Siebert funds not close to $7M

by Samuel Gordon

Siebert Field ranks last among Big Ten baseball facilities, according to Gophers baseball coach John Anderson.

Despite $2 million from the family of Minnesota Twins CEO Jim Pohlad, the fundraising campaign for a new stadium is still significantly short of the $7 million needed to break ground.

Randy Handel, father of Minnesota shortstop Michael Handel, recently took over the Golden Gopher Fund, the driving force behind the fundraising movement.

Anderson said Tuesday the project had raised just less than $5.5 million, most coming from two- and three-year pledges. If reached, that $7 million would fund just the first stage of a new stadium, which would include a new field, grandstands, entryway, press box and concessions. The fieldâÄôs location and orientation would remain the same, with a few minor adjustments.

There are hopes for a second phase of the new stadium that would include locker rooms and indoor batting cages which are slated to add an additional $7 million to $10 million.

NebraskaâÄôs baseball stadium cost $29.53 million and Purdue is working on $21 million project that will improve its soccer field and add a brand new baseball facility. All told, the new Siebert Field would cost around $15 million, Anderson said.

 âÄúWeâÄôre by no means here building the best or the finest baseball facility in the conference. WeâÄôre trying to build something that will be functional and usable and meet our basic needs.âÄùAnderson said that University officials inspect the field every five years, and it was deemed nearly unplayable at its latest inspection.

Minnesota had just four games scheduled at the current facility this past year and played only two of them. The fieldâÄôs grandstands, press box and dugouts are in shoddy condition, and the uneven field causes routine ground balls to jump erratically, Anderson said.

âÄúThe playing surface itself is deteriorated and needs to be repaired, so weâÄôre going to have to do something to it just to have a decent playing surface in the fall for player development,âÄù Anderson said.

Even if the team doesnâÄôt break ground on a new stadium, Anderson said Siebert field will need roughly $20,000 worth of upgrades just to make the playing field safe to practice and compete.

He attended a meeting Tuesday morning to address âÄúshort-haulâÄù needs, which he said include: removing all agriculture limestone from under the field and replacing it to create a more playable, even surface; top dressing the outfield to address sinking spots and holes; and rolling the whole field to compact its surface.

Anderson said he doesnâÄôt like the thought of throwing money to a facility for stopgap solutions, but said itâÄôs necessary by the fall if the team hasnâÄôt yet broken ground on a new stadium âÄî a scenario more likely with every passing day.

Due to MinnesotaâÄôs climate during baseball season and Siebert FieldâÄôs unfavorable conditions, the Metrodome has housed Gophers baseball in recent years.

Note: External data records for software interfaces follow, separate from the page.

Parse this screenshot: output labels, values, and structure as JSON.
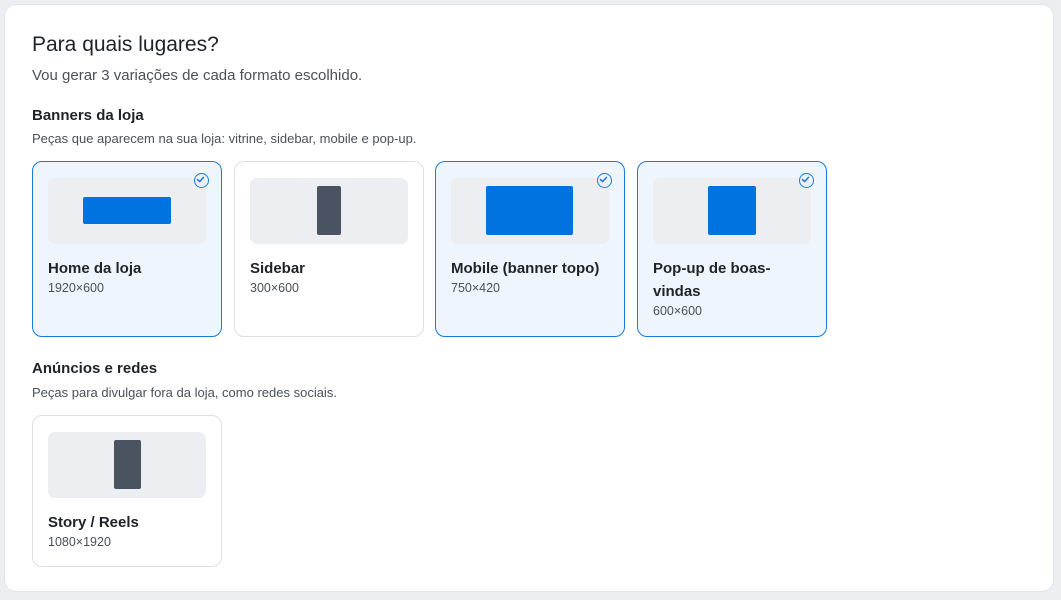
{
  "header": {
    "title": "Para quais lugares?",
    "subtitle": "Vou gerar 3 variações de cada formato escolhido."
  },
  "sections": [
    {
      "title": "Banners da loja",
      "description": "Peças que aparecem na sua loja: vitrine, sidebar, mobile e pop-up.",
      "cards": [
        {
          "label": "Home da loja",
          "dimensions": "1920×600",
          "selected": true,
          "icon": "wide-banner-icon"
        },
        {
          "label": "Sidebar",
          "dimensions": "300×600",
          "selected": false,
          "icon": "vertical-banner-icon"
        },
        {
          "label": "Mobile (banner topo)",
          "dimensions": "750×420",
          "selected": true,
          "icon": "mobile-banner-icon"
        },
        {
          "label": "Pop-up de boas-vindas",
          "dimensions": "600×600",
          "selected": true,
          "icon": "square-banner-icon"
        }
      ]
    },
    {
      "title": "Anúncios e redes",
      "description": "Peças para divulgar fora da loja, como redes sociais.",
      "cards": [
        {
          "label": "Story / Reels",
          "dimensions": "1080×1920",
          "selected": false,
          "icon": "story-format-icon"
        }
      ]
    }
  ],
  "colors": {
    "accent": "#0073e0",
    "selected_border": "#1a7ad9",
    "selected_background": "#eef5fc",
    "unselected_shape": "#4a5361"
  }
}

But the DomeâÄôs collapse in December 2010 highlighted MinnesotaâÄôs pressing need for a new stadium.

Anderson said heâÄôd be content with having the Dome as a full-time home if it included consistent year-round access. That isnâÄôt the case, however, as the Dome schedules a plethora of other events. In spite of that, the Gophers have 36 games scheduled for its use next season.

âÄúIf youâÄôre going to have a Big Ten baseball program, youâÄôve got to have a facility,âÄù he said. âÄúI think the Metrodome has bridged that gap for us in the last five years.âÄù

The use of that facility has masked the need for updates to Siebert in recent years, he added.

In the two games and many practices at Siebert last season, Anderson said he was often preoccupied thinking about worst-case scenarios with the facility.

âÄúI was most concerned about the safety of the players [on a poor and inconsistent playing surface] and the spectators at Siebert this year because of how old the facility is,âÄù he said.

Because of debt accrued from building facilities and from âÄî among other things âÄî having to buy coaches out of their salaries, the UniversityâÄôs priorities donâÄôt currently include a baseball stadium.

Furthermore, with state funding to the University dropping off dramatically in recent years, the University is much less able to take on debt and has ordered a zero new debt policy.

âÄúRight now the policy is we canâÄôt get started until we have cash in hand,âÄù Anderson said.

That becomes a problem for the team, because such a large portion of the funds raised are in the form of longer-term pledges, paid out over several years.

In addition to the quality of the stadium, questions have been raised about the fieldâÄôs location.

The stadium sits on 15th Avenue Southeast, an unpaved road that runs parallel to the Northstar apartment complex, not an ideal location for a baseball stadium.

The city of Minneapolis is in the midst of a dispute with the University and NorthstarâÄôs landlord about financing the roadâÄôs repair.

The nearby railroad owns the road beyond the stadium and, according to Anderson, is in charge of that segmentâÄôs upkeep.

Anderson said the current location isnâÄôt his first choice, but is the only viable location for the time being.


-Derek Wetmore contributed to this report